### [Your objective]
Copy out all of the data below with no alterations.

Data excerpts
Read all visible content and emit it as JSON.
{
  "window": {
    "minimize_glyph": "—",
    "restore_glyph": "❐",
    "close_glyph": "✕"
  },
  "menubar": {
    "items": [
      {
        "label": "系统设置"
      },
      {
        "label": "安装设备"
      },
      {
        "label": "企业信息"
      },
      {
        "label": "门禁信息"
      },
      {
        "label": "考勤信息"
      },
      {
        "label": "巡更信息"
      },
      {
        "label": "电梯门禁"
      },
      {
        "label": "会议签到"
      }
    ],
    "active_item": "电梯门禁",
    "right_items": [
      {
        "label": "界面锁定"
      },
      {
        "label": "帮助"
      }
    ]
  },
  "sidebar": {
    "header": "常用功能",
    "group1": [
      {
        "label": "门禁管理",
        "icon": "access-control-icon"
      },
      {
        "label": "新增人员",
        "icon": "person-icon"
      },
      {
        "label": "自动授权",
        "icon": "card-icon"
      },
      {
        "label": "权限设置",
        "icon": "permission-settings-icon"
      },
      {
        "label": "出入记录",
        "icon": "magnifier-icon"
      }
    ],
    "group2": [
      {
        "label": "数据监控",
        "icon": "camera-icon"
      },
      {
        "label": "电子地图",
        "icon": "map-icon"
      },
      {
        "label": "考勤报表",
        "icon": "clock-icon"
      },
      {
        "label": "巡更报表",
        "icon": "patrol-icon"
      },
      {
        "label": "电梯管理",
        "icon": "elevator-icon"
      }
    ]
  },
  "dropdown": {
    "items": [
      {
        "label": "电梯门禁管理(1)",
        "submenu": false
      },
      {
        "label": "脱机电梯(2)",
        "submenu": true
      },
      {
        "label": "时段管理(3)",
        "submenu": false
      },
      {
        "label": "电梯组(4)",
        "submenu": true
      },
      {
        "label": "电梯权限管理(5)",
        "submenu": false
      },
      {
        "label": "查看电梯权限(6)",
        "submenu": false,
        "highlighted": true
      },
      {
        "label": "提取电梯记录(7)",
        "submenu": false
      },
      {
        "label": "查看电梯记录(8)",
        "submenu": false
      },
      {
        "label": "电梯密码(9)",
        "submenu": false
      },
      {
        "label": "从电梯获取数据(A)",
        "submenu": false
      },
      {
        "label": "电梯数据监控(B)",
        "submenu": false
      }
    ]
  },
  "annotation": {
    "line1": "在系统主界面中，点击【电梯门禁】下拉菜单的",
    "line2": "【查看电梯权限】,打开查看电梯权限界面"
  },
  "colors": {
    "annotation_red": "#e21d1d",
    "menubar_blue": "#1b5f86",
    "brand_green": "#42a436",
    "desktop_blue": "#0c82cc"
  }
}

### [Response for this exercise]
Read all visible content and emit it as JSON.
{
  "window": {
    "minimize_glyph": "—",
    "restore_glyph": "❐",
    "close_glyph": "✕"
  },
  "menubar": {
    "items": [
      {
        "label": "系统设置"
      },
      {
        "label": "安装设备"
      },
      {
        "label": "企业信息"
      },
      {
        "label": "门禁信息"
      },
      {
        "label": "考勤信息"
      },
      {
        "label": "巡更信息"
      },
      {
        "label": "电梯门禁"
      },
      {
        "label": "会议签到"
      }
    ],
    "active_item": "电梯门禁",
    "right_items": [
      {
        "label": "界面锁定"
      },
      {
        "label": "帮助"
      }
    ]
  },
  "sidebar": {
    "header": "常用功能",
    "group1": [
      {
        "label": "门禁管理",
        "icon": "access-control-icon"
      },
      {
        "label": "新增人员",
        "icon": "person-icon"
      },
      {
        "label": "自动授权",
        "icon": "card-icon"
      },
      {
        "label": "权限设置",
        "icon": "permission-settings-icon"
      },
      {
        "label": "出入记录",
        "icon": "magnifier-icon"
      }
    ],
    "group2": [
      {
        "label": "数据监控",
        "icon": "camera-icon"
      },
      {
        "label": "电子地图",
        "icon": "map-icon"
      },
      {
        "label": "考勤报表",
        "icon": "clock-icon"
      },
      {
        "label": "巡更报表",
        "icon": "patrol-icon"
      },
      {
        "label": "电梯管理",
        "icon": "elevator-icon"
      }
    ]
  },
  "dropdown": {
    "items": [
      {
        "label": "电梯门禁管理(1)",
        "submenu": false
      },
      {
        "label": "脱机电梯(2)",
        "submenu": true
      },
      {
        "label": "时段管理(3)",
        "submenu": false
      },
      {
        "label": "电梯组(4)",
        "submenu": true
      },
      {
        "label": "电梯权限管理(5)",
        "submenu": false
      },
      {
        "label": "查看电梯权限(6)",
        "submenu": false,
        "highlighted": true
      },
      {
        "label": "提取电梯记录(7)",
        "submenu": false
      },
      {
        "label": "查看电梯记录(8)",
        "submenu": false
      },
      {
        "label": "电梯密码(9)",
        "submenu": false
      },
      {
        "label": "从电梯获取数据(A)",
        "submenu": false
      },
      {
        "label": "电梯数据监控(B)",
        "submenu": false
      }
    ]
  },
  "annotation": {
    "line1": "在系统主界面中，点击【电梯门禁】下拉菜单的",
    "line2": "【查看电梯权限】,打开查看电梯权限界面"
  },
  "colors": {
    "annotation_red": "#e21d1d",
    "menubar_blue": "#1b5f86",
    "brand_green": "#42a436",
    "desktop_blue": "#0c82cc"
  }
}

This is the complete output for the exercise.